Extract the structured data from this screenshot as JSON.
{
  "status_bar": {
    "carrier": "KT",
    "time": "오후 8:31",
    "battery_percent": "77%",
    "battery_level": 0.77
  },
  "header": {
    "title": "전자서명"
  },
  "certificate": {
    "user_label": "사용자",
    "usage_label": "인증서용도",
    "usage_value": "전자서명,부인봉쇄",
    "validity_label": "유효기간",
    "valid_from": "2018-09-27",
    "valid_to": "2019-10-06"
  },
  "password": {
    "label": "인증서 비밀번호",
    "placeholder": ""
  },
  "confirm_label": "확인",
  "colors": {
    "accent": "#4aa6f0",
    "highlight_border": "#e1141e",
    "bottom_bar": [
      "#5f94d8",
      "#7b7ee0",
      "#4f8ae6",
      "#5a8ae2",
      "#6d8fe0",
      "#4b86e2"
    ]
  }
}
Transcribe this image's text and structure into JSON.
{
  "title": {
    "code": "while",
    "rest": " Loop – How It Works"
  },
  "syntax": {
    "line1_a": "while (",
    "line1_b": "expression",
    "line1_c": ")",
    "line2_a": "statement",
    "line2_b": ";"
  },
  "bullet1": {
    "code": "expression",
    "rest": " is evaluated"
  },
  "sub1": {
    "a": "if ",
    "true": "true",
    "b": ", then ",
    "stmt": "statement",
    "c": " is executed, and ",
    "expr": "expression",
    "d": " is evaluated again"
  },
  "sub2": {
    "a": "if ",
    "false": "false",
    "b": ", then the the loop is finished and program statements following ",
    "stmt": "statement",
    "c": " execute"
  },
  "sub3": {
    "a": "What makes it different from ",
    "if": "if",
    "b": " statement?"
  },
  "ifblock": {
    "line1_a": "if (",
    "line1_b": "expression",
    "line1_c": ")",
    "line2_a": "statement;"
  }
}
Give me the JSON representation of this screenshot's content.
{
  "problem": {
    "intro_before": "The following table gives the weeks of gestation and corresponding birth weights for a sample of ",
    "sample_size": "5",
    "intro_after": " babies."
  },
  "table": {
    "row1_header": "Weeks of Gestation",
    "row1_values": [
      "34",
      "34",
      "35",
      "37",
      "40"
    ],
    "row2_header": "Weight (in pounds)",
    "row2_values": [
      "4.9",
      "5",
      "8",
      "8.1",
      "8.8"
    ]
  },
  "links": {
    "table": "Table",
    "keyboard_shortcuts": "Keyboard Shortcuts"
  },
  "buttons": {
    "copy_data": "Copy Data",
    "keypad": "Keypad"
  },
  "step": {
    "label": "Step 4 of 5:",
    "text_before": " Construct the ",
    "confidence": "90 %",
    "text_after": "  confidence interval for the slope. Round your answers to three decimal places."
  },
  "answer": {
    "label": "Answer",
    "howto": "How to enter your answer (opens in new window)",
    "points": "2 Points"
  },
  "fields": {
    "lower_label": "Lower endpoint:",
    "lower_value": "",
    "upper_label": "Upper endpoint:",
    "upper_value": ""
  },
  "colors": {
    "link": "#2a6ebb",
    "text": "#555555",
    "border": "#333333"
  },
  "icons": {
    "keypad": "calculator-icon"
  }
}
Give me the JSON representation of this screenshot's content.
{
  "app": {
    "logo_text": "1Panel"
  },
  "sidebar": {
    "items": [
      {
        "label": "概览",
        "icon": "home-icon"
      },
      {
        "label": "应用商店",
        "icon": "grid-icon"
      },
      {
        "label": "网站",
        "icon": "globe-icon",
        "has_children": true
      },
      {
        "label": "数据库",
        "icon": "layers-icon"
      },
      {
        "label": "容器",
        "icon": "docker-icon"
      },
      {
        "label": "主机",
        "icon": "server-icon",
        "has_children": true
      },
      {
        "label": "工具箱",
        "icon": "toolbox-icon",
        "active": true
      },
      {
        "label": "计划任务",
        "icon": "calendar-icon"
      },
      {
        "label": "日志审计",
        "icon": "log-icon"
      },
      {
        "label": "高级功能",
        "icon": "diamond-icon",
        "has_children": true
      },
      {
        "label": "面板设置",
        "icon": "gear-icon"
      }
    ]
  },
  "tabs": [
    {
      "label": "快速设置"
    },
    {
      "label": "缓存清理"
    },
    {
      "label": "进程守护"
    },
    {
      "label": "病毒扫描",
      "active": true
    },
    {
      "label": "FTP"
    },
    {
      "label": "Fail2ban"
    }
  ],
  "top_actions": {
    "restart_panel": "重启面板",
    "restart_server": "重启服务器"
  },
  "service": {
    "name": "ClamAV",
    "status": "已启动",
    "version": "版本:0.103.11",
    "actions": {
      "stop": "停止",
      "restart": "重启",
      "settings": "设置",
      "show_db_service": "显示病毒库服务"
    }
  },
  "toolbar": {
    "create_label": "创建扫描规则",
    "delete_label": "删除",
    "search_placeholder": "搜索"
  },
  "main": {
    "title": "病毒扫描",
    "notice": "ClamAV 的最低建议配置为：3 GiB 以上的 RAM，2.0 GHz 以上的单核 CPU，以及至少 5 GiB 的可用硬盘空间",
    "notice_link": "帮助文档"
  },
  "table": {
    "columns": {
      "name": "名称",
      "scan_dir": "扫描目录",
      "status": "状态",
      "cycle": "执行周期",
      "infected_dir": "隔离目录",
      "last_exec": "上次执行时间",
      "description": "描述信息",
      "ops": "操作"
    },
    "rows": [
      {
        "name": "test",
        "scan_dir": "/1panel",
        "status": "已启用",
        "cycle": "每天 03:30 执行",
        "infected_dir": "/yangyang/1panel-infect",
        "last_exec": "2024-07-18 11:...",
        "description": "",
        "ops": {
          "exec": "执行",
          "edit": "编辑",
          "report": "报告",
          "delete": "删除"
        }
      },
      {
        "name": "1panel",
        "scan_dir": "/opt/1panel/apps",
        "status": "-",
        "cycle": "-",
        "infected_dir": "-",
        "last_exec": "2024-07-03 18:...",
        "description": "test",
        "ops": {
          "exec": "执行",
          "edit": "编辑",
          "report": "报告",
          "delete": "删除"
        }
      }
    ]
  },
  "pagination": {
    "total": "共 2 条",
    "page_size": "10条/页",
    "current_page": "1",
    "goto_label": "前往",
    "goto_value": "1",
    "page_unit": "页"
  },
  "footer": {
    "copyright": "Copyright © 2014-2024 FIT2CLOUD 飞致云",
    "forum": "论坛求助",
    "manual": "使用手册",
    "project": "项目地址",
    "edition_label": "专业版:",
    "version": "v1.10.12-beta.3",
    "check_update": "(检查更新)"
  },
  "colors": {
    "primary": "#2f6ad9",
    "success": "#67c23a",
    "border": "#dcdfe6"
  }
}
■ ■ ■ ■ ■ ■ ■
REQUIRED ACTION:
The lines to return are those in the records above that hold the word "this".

SOLUTION BELOW:
Extract the structured data from this screenshot as JSON.
Transcribe this image's text and structure into JSON.
Give me the JSON representation of this screenshot's content.
Give me the JSON representation of this screenshot's content.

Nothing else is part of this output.